- [ACTIVITY] Output every record exactly, apart from its images.

- [SUPPLIED DATA]

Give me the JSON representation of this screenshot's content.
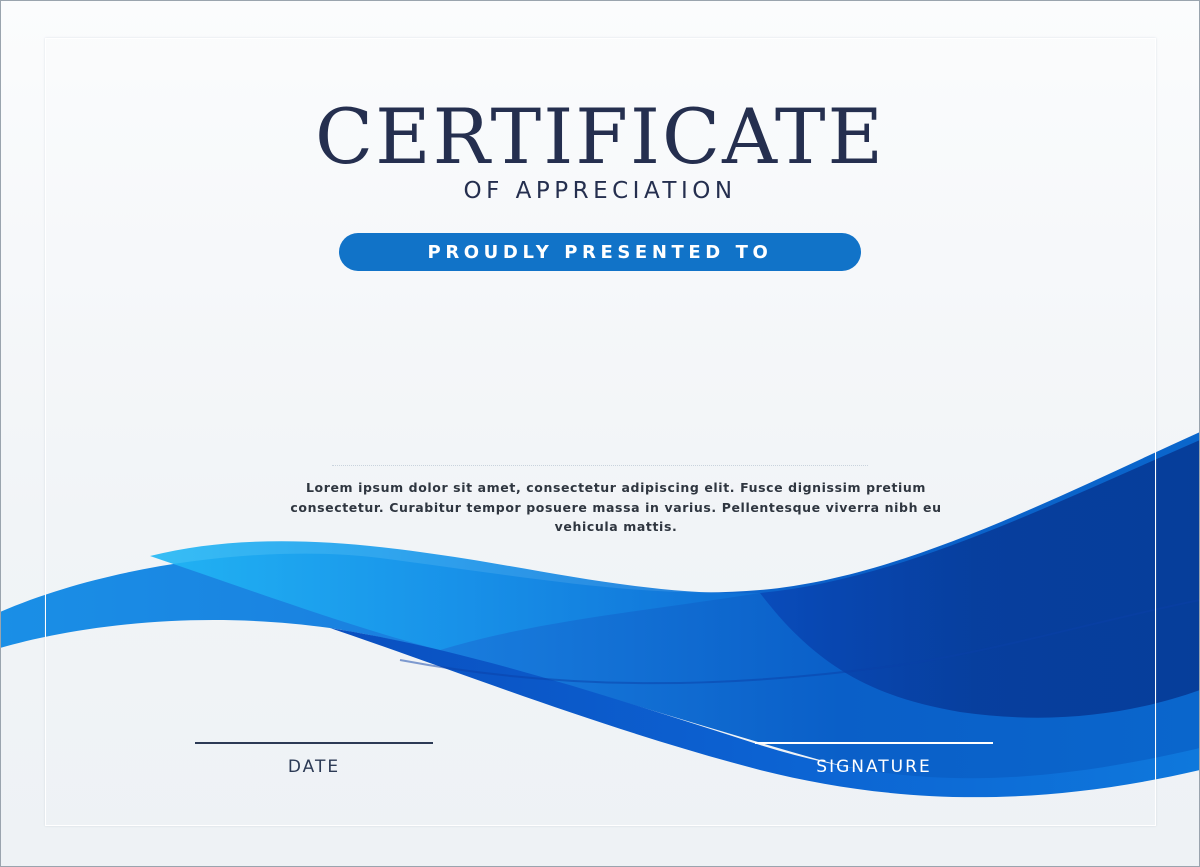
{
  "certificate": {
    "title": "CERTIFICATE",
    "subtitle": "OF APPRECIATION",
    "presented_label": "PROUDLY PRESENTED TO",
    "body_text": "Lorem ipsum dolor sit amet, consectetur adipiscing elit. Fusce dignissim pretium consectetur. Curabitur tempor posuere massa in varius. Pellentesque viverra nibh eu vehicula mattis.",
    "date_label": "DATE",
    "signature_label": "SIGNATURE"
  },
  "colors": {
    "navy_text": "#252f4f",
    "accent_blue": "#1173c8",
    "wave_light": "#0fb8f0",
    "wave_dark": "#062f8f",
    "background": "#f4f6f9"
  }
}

- [TASK RESPONSE]
Give me the JSON representation of this screenshot's content.
{
  "certificate": {
    "title": "CERTIFICATE",
    "subtitle": "OF APPRECIATION",
    "presented_label": "PROUDLY PRESENTED TO",
    "body_text": "Lorem ipsum dolor sit amet, consectetur adipiscing elit. Fusce dignissim pretium consectetur. Curabitur tempor posuere massa in varius. Pellentesque viverra nibh eu vehicula mattis.",
    "date_label": "DATE",
    "signature_label": "SIGNATURE"
  },
  "colors": {
    "navy_text": "#252f4f",
    "accent_blue": "#1173c8",
    "wave_light": "#0fb8f0",
    "wave_dark": "#062f8f",
    "background": "#f4f6f9"
  }
}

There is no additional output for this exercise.